Cape Town’s mortuaries are filled to capacity, and authorities are scrambling to come up with solutions to the problem of not having adequate storage for the city’s bodies. The city is the 11th most dangerous in the world, and its increasing crime also adds to the high mortality rate.
During a tour of the Observatory Mortuary – which is already full despite construction still in progress – Professor Lorna Martin, Head of the Forensic Pathology Service in the Western Cape, said the high number of murders in Cape Town means there may not be enough pathology staff to accommodate all new arrivals. The new facility, costing R281-million, will be double the size of the existing mortuary in Salt River. The Western Cape Government Department of Health and the Department of Transport and Public Works have partnered on this project, which will open in January 2020.
Speaking to CapeTalk, the South African Cemetries Association (SACA) said that as the country’s population is estimated to be 57-million people, and the same number of graves will be needed in the next 50 to 80 years.
SACA is a non-profit organisation registered with the Department of Social Development. It plays a pivotal role in entrenching the goals/objectives of making South Africa a dynamic world-class country.

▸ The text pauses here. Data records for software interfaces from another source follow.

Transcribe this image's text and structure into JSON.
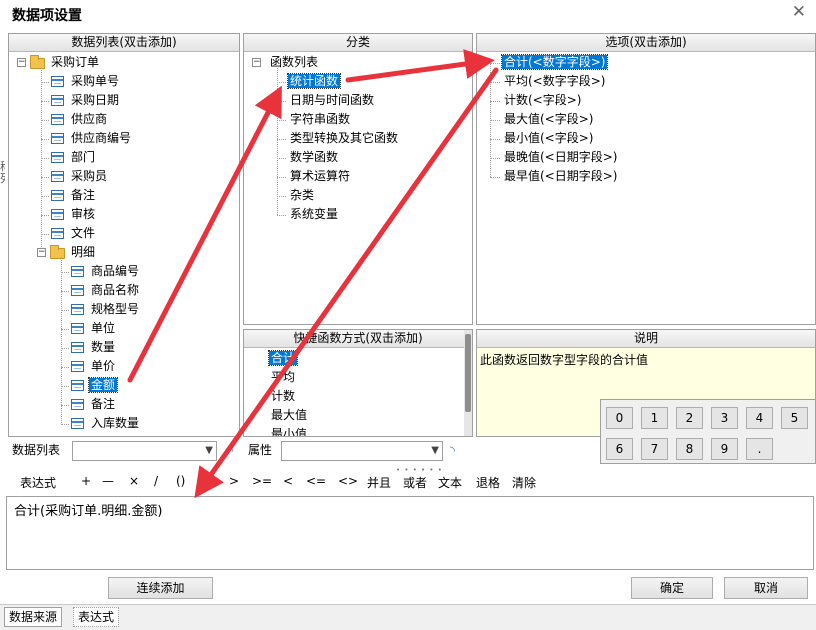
{
  "window": {
    "title": "数据项设置",
    "close_glyph": "✕"
  },
  "left_edge_chars": [
    "称",
    "列"
  ],
  "field_list": {
    "header": "数据列表(双击添加)",
    "root": "采购订单",
    "items": [
      "采购单号",
      "采购日期",
      "供应商",
      "供应商编号",
      "部门",
      "采购员",
      "备注",
      "审核",
      "文件"
    ],
    "detail_group": "明细",
    "detail_items": [
      "商品编号",
      "商品名称",
      "规格型号",
      "单位",
      "数量",
      "单价",
      "金额",
      "备注",
      "入库数量"
    ],
    "selected": "金额"
  },
  "category": {
    "header": "分类",
    "root": "函数列表",
    "items": [
      "统计函数",
      "日期与时间函数",
      "字符串函数",
      "类型转换及其它函数",
      "数学函数",
      "算术运算符",
      "杂类",
      "系统变量"
    ],
    "selected": "统计函数"
  },
  "options": {
    "header": "选项(双击添加)",
    "items": [
      "合计(<数字字段>)",
      "平均(<数字字段>)",
      "计数(<字段>)",
      "最大值(<字段>)",
      "最小值(<字段>)",
      "最晚值(<日期字段>)",
      "最早值(<日期字段>)"
    ],
    "selected": "合计(<数字字段>)"
  },
  "fast_functions": {
    "header": "快捷函数方式(双击添加)",
    "items": [
      "合计",
      "平均",
      "计数",
      "最大值",
      "最小值"
    ],
    "selected": "合计"
  },
  "description": {
    "header": "说明",
    "text": "此函数返回数字型字段的合计值"
  },
  "keypad": {
    "keys": [
      "0",
      "1",
      "2",
      "3",
      "4",
      "5",
      "6",
      "7",
      "8",
      "9",
      "."
    ]
  },
  "selectors": {
    "datalist_label": "数据列表",
    "property_label": "属性"
  },
  "operators": [
    "表达式",
    "+",
    "—",
    "×",
    "/",
    "()",
    ">",
    ">=",
    "<",
    "<=",
    "<>",
    "并且",
    "或者",
    "文本",
    "退格",
    "清除"
  ],
  "expression": {
    "value": "合计(采购订单.明细.金额)"
  },
  "buttons": {
    "continuous_add": "连续添加",
    "ok": "确定",
    "cancel": "取消"
  },
  "tabs": [
    "数据来源",
    "表达式"
  ],
  "colors": {
    "selection": "#0078d7",
    "arrow": "#e8323c",
    "description_bg": "#ffffe1"
  }
}
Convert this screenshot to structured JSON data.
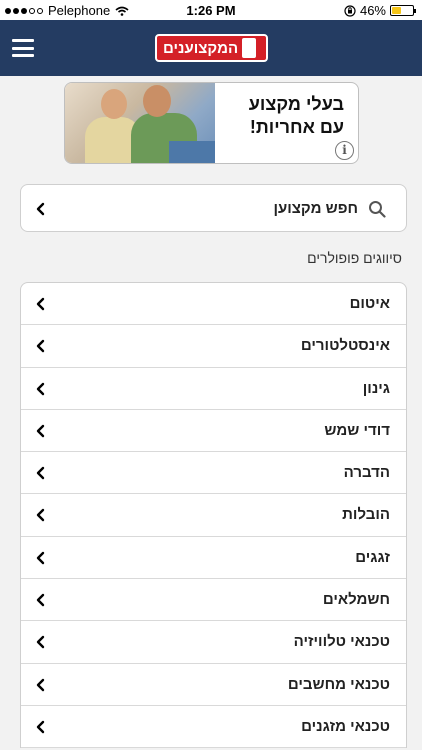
{
  "status_bar": {
    "carrier": "Pelephone",
    "time": "1:26 PM",
    "battery": "46%",
    "battery_level": 0.46,
    "signal_bars_filled": 3,
    "signal_bars_total": 5
  },
  "header": {
    "logo_text": "המקצוענים",
    "background_color": "#243c62",
    "logo_color": "#d42027"
  },
  "banner": {
    "line1": "בעלי מקצוע",
    "line2": "עם אחריות!",
    "info_icon": "info-icon"
  },
  "search": {
    "label": "חפש מקצוען",
    "icon": "search-icon"
  },
  "popular": {
    "title": "סיווגים פופולרים",
    "items": [
      {
        "label": "איטום"
      },
      {
        "label": "אינסטלטורים"
      },
      {
        "label": "גינון"
      },
      {
        "label": "דודי שמש"
      },
      {
        "label": "הדברה"
      },
      {
        "label": "הובלות"
      },
      {
        "label": "זגגים"
      },
      {
        "label": "חשמלאים"
      },
      {
        "label": "טכנאי טלוויזיה"
      },
      {
        "label": "טכנאי מחשבים"
      },
      {
        "label": "טכנאי מזגנים"
      }
    ]
  }
}
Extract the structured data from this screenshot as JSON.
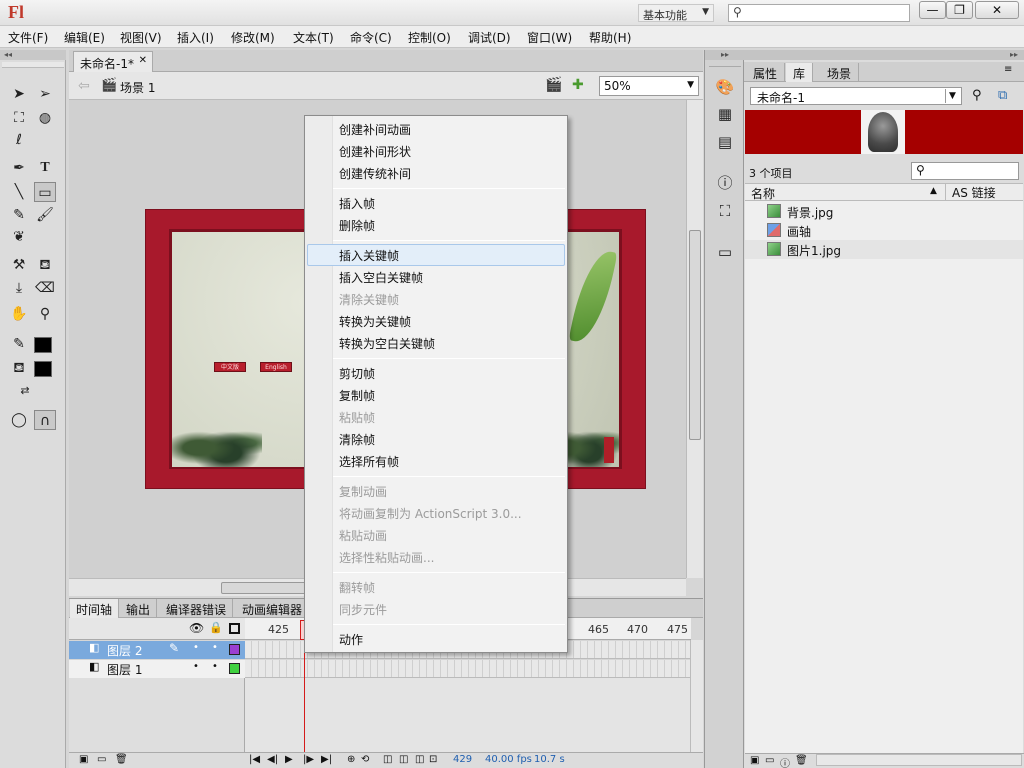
{
  "titlebar": {
    "app": "Fl",
    "workspace": "基本功能",
    "minimize": "—",
    "restore": "❐",
    "close": "✕"
  },
  "menubar": {
    "items": [
      "文件(F)",
      "编辑(E)",
      "视图(V)",
      "插入(I)",
      "修改(M)",
      "文本(T)",
      "命令(C)",
      "控制(O)",
      "调试(D)",
      "窗口(W)",
      "帮助(H)"
    ]
  },
  "document": {
    "tab": "未命名-1*",
    "scene": "场景 1",
    "zoom": "50%"
  },
  "stage": {
    "btn1": "中文版",
    "btn2": "English"
  },
  "context_menu": {
    "items": [
      {
        "label": "创建补间动画",
        "enabled": true
      },
      {
        "label": "创建补间形状",
        "enabled": true
      },
      {
        "label": "创建传统补间",
        "enabled": true
      },
      {
        "label": "插入帧",
        "enabled": true
      },
      {
        "label": "删除帧",
        "enabled": true
      },
      {
        "label": "插入关键帧",
        "enabled": true
      },
      {
        "label": "插入空白关键帧",
        "enabled": true
      },
      {
        "label": "清除关键帧",
        "enabled": false
      },
      {
        "label": "转换为关键帧",
        "enabled": true
      },
      {
        "label": "转换为空白关键帧",
        "enabled": true
      },
      {
        "label": "剪切帧",
        "enabled": true
      },
      {
        "label": "复制帧",
        "enabled": true
      },
      {
        "label": "粘贴帧",
        "enabled": false
      },
      {
        "label": "清除帧",
        "enabled": true
      },
      {
        "label": "选择所有帧",
        "enabled": true
      },
      {
        "label": "复制动画",
        "enabled": false
      },
      {
        "label": "将动画复制为 ActionScript 3.0...",
        "enabled": false
      },
      {
        "label": "粘贴动画",
        "enabled": false
      },
      {
        "label": "选择性粘贴动画...",
        "enabled": false
      },
      {
        "label": "翻转帧",
        "enabled": false
      },
      {
        "label": "同步元件",
        "enabled": false
      },
      {
        "label": "动作",
        "enabled": true
      }
    ],
    "highlighted": "插入关键帧"
  },
  "timeline": {
    "tabs": [
      "时间轴",
      "输出",
      "编译器错误",
      "动画编辑器"
    ],
    "ruler": [
      "425",
      "465",
      "470",
      "475"
    ],
    "layers": [
      {
        "name": "图层 2",
        "color": "#9b3fd1"
      },
      {
        "name": "图层 1",
        "color": "#3fd13f"
      }
    ],
    "frame": "429",
    "fps": "40.00 fps",
    "time": "10.7 s"
  },
  "library": {
    "tabs": [
      "属性",
      "库",
      "场景"
    ],
    "file": "未命名-1",
    "count": "3 个项目",
    "col_name": "名称",
    "col_link": "AS 链接",
    "items": [
      {
        "label": "背景.jpg",
        "type": "bitmap"
      },
      {
        "label": "画轴",
        "type": "symbol"
      },
      {
        "label": "图片1.jpg",
        "type": "bitmap"
      }
    ]
  }
}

“We, therefore, encourage municipalities, organisations and institutions to support and partner with our initiatives which are driven by sustainable development principles to achieve the goals of a better South Africa,” it said.
Its goal is to promote continuous improvement in the delivery of cemetery and crematoria services to all communities through South Africa.
“The issue is huge and we are running out of space very fast and the biggest cause or factor is population growth. We have seen a population explosion and it has basically taken the history of mankind,” Pepe Dass, SACA Chairman said to CapeTalk. “Over a period of time in lots of municipalities, there has been a tendency to bury a family member in a grave that has been used and that has the effect of bringing families together.”
Dass proposed that more families look at cremation and multi-use graves as an alternative. Multi-use graves are those that are usually dug at six-feet deep, and can accommodate two coffins buried atop one another.
“What needs to happen is that the response to this challenge has to be the same way that we responded to other challenges like HIV,” Dass added. “We need to have an active campaign informing people of the challenges and informing them of the alternatives.”